The Democratic Republic of the Congo:
Systematic Assessment Is Needed to Determine Agencies' Progress toward U.S. Policy Objectives
GAO-08-188, Dec 14, 2007
In enacting the Democratic Republic of the Congo (DRC) Relief, Security, and Democracy Promotion Act of 2006 (the Act), Congress established 15 U.S. policy objectives to address the DRC's humanitarian, development, economic and natural resource, governance, and security issues and mandated that GAO review actions taken by U.S. agencies to achieve these objectives. In this report, GAO identifies (1) U.S. programs and activities that support the Act's objectives, (2) major challenges hindering the accomplishment of the objectives, and (3) U.S. efforts to assess progress toward the objectives. GAO obtained and analyzed agencies' program documents and met with officials of agencies and nongovernmental organizations (NGO) active in the DRC.
U.S. programs and activities support the Act's policy objectives. In fiscal years 2006 and 2007, respectively, the Departments of Agriculture, Defense, Health and Human Services, State, and the Treasury and the U.S. Agency for International Development (USAID) allocated $217.9 million and $181.5 million for the DRC. About 70 percent of the funds were allocated for programs that support the Act's humanitarian and social development objectives, while the remainder was allocated for programs and activities that support the Act's economic, governance, and security objectives. Although U.S. agencies have not acted on the Act's objective of bilaterally urging nations contributing peacekeeping troops to prosecute abusive peacekeepers, U.S. multilateral actions address this issue. The DRC's unstable security situation, weak governance, mismanagement of its vast natural resources, and lack of infrastructure are major interrelated challenges that impede efforts to achieve the Act's policy objectives. For example, the unstable security situation in the eastern DRC has worsened humanitarian and social problems and forced U.S. and NGO staff to curtail some efforts. The lack of roads has prevented deliveries of needed aid. DRC's weak governance structures prevent the country from meeting the requirements for debt relief and discourage private-sector investment, thus hindering economic growth. The U.S. government has not established a process for systematically assessing its progress toward achieving the Act's policy objectives. While some U.S. agencies collect information about their respective activities in the DRC, no mechanism exists for assessing overall progress. State and USAID are developing a joint planning and budgeting process that may eventually assess all U.S. foreign assistance. However, State's Director of Foreign Assistance has yet to complete the fiscal year 2007 DRC operations plan, which does not include a comprehensive assessment of the collective impact of State and USAID programs and does not address activities funded by other agencies. While a National Security Council-sponsored interagency group discusses DRC policies and helps coordinate some activities, it does not include several relevant agencies and, according to key officials, does not systematically assess progress in the DRC.

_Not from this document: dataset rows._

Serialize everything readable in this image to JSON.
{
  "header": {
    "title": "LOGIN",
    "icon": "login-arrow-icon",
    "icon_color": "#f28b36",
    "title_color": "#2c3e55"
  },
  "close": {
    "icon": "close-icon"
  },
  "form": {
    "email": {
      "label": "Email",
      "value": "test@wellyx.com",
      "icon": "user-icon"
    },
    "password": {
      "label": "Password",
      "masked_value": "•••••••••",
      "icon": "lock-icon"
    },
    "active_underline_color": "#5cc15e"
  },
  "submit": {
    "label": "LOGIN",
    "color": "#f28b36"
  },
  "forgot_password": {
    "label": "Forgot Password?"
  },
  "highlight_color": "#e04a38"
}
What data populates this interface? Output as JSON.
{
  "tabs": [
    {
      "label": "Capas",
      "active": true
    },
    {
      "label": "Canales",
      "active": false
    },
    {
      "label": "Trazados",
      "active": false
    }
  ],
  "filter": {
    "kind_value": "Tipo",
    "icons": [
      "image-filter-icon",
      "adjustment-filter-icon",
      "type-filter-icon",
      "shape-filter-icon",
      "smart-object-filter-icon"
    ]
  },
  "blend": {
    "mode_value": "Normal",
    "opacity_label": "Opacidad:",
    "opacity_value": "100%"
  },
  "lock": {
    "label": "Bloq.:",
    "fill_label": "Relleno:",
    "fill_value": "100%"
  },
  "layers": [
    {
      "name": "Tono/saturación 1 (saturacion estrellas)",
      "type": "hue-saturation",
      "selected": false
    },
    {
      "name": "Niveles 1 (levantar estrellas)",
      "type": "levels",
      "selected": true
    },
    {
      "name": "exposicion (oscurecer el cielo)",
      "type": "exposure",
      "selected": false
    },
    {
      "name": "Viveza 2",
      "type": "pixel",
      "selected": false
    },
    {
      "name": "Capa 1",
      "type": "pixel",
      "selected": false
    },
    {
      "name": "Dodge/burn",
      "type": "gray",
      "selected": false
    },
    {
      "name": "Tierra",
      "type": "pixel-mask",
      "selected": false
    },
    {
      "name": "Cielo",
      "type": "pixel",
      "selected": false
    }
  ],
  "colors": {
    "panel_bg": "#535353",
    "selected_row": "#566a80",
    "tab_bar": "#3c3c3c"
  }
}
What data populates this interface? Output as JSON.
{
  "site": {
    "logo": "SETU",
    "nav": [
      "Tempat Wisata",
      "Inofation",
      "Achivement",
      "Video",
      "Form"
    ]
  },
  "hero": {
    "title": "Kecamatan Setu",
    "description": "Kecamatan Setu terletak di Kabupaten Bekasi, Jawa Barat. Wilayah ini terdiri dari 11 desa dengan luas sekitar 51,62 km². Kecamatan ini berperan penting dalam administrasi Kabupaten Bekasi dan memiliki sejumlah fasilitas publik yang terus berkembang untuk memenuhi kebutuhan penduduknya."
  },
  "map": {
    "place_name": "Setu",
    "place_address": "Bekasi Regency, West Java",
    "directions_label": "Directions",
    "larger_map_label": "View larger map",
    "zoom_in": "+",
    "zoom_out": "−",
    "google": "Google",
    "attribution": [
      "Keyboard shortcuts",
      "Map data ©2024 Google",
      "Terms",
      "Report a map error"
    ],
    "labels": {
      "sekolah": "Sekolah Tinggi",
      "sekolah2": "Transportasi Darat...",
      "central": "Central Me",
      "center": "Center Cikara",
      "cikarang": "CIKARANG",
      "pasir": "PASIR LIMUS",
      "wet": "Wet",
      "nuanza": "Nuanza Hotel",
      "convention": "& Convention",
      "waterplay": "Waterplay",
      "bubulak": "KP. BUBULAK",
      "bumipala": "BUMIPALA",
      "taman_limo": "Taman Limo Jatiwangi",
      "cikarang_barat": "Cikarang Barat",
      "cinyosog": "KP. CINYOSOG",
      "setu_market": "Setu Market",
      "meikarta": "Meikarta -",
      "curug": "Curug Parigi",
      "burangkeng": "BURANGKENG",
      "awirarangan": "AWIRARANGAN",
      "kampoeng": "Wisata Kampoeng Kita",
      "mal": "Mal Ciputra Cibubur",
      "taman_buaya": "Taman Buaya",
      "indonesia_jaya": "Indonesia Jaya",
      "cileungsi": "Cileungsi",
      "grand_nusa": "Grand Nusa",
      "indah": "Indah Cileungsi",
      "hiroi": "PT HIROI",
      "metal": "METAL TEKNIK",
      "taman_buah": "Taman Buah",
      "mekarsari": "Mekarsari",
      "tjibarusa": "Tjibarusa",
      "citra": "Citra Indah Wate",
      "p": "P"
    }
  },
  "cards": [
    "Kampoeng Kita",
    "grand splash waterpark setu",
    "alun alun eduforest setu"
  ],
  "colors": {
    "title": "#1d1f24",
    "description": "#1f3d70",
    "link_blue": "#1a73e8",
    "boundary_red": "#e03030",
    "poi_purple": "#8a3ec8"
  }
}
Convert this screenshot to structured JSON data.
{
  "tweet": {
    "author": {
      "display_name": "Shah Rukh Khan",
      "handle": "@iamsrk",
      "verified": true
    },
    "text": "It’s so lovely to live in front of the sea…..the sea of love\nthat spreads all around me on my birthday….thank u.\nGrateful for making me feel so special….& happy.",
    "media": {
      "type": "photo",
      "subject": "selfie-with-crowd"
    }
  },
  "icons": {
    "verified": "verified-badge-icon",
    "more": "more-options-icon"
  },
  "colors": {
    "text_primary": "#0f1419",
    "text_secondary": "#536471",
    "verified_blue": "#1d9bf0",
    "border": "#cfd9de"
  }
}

- Review Pending
- Closed - implemented
- Closed - not implemented
Recommendation for Executive Action
Recommendation: To provide a basis for informed decisions regarding U.S. allocations for assistance in the DRC as well as any needed bilateral or multilateral actions, the Secretary of State should, through the Director of Foreign Assistance, work with the heads of the other U.S. agencies implementing programs in the DRC to develop a plan for systematically assessing the U.S. government's overall progress toward achieving the Act's objectives.
Agency Affected: Department of State
Status: Closed - Not Implemented
Comments: In concurring with the above recommendation, State wrote that the recommendation would be met as the new joint State-U.S. Agency for International Development (USAID) planning and budget process was extended to include other agencies engaged in the DRC. However, State informed us in June 2012 that the State office that oversees the planning and budget process focuses its attention on State and USAID efforts only. In 2009, a State planning and budget official informed us that State had included the DRC in a pilot country planning project that could help address the recommendation. However, in June 2012, State officials informed us that the pilot country planning project had been replaced by a different project that did not include the DRC. State did not provide any evidence that the Secretary of State had otherwise worked with the heads of other agencies active in the DRC specifically to plan the systematic evaluation of overall progress toward achieving the objectives of the DRC Relief, Security, and Democracy Promotion Act of 2006.